→ **PROBLEM REQUIREMENTS**: Copy out every entry precisely.

→ **EXERCISE DATA**:
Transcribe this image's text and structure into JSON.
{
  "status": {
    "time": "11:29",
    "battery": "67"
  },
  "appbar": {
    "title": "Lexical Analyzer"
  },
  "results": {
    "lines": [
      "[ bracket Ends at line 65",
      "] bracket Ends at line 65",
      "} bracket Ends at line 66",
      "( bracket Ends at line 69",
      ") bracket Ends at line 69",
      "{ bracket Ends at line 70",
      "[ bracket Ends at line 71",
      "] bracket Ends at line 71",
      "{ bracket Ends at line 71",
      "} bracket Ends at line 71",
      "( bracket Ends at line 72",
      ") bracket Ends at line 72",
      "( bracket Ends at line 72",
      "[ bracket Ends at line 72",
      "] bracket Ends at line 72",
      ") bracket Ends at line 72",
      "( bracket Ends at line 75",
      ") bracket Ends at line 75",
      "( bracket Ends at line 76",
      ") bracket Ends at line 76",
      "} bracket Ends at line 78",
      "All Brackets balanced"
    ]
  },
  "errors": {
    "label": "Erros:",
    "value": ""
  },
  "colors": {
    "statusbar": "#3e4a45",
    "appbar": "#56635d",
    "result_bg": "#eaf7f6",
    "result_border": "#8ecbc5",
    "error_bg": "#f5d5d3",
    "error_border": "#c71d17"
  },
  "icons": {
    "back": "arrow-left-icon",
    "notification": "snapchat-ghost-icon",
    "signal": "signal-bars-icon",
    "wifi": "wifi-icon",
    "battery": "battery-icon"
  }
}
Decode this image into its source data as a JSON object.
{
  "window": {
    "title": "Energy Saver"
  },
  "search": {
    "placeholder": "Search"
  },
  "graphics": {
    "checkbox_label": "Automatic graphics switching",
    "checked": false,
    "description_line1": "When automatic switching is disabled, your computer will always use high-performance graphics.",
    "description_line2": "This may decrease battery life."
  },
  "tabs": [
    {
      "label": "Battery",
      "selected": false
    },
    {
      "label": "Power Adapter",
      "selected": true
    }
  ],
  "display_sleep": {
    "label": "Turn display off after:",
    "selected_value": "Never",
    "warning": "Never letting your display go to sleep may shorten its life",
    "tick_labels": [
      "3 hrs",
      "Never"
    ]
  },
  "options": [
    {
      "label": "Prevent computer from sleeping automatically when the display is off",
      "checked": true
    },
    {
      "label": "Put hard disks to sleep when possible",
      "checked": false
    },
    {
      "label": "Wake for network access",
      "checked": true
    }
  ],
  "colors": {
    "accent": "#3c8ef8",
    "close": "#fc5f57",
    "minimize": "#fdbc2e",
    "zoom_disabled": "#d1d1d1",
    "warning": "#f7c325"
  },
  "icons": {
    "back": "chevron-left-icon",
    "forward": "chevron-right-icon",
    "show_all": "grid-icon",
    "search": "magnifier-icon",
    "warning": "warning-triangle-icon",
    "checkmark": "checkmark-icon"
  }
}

→ **RESPONSE TO THE TASK**:
Transcribe this image's text and structure into JSON.
{
  "status": {
    "time": "11:29",
    "battery": "67"
  },
  "appbar": {
    "title": "Lexical Analyzer"
  },
  "results": {
    "lines": [
      "[ bracket Ends at line 65",
      "] bracket Ends at line 65",
      "} bracket Ends at line 66",
      "( bracket Ends at line 69",
      ") bracket Ends at line 69",
      "{ bracket Ends at line 70",
      "[ bracket Ends at line 71",
      "] bracket Ends at line 71",
      "{ bracket Ends at line 71",
      "} bracket Ends at line 71",
      "( bracket Ends at line 72",
      ") bracket Ends at line 72",
      "( bracket Ends at line 72",
      "[ bracket Ends at line 72",
      "] bracket Ends at line 72",
      ") bracket Ends at line 72",
      "( bracket Ends at line 75",
      ") bracket Ends at line 75",
      "( bracket Ends at line 76",
      ") bracket Ends at line 76",
      "} bracket Ends at line 78",
      "All Brackets balanced"
    ]
  },
  "errors": {
    "label": "Erros:",
    "value": ""
  },
  "colors": {
    "statusbar": "#3e4a45",
    "appbar": "#56635d",
    "result_bg": "#eaf7f6",
    "result_border": "#8ecbc5",
    "error_bg": "#f5d5d3",
    "error_border": "#c71d17"
  },
  "icons": {
    "back": "arrow-left-icon",
    "notification": "snapchat-ghost-icon",
    "signal": "signal-bars-icon",
    "wifi": "wifi-icon",
    "battery": "battery-icon"
  }
}
Decode this image into its source data as a JSON object.
{
  "window": {
    "title": "Energy Saver"
  },
  "search": {
    "placeholder": "Search"
  },
  "graphics": {
    "checkbox_label": "Automatic graphics switching",
    "checked": false,
    "description_line1": "When automatic switching is disabled, your computer will always use high-performance graphics.",
    "description_line2": "This may decrease battery life."
  },
  "tabs": [
    {
      "label": "Battery",
      "selected": false
    },
    {
      "label": "Power Adapter",
      "selected": true
    }
  ],
  "display_sleep": {
    "label": "Turn display off after:",
    "selected_value": "Never",
    "warning": "Never letting your display go to sleep may shorten its life",
    "tick_labels": [
      "3 hrs",
      "Never"
    ]
  },
  "options": [
    {
      "label": "Prevent computer from sleeping automatically when the display is off",
      "checked": true
    },
    {
      "label": "Put hard disks to sleep when possible",
      "checked": false
    },
    {
      "label": "Wake for network access",
      "checked": true
    }
  ],
  "colors": {
    "accent": "#3c8ef8",
    "close": "#fc5f57",
    "minimize": "#fdbc2e",
    "zoom_disabled": "#d1d1d1",
    "warning": "#f7c325"
  },
  "icons": {
    "back": "chevron-left-icon",
    "forward": "chevron-right-icon",
    "show_all": "grid-icon",
    "search": "magnifier-icon",
    "warning": "warning-triangle-icon",
    "checkmark": "checkmark-icon"
  }
}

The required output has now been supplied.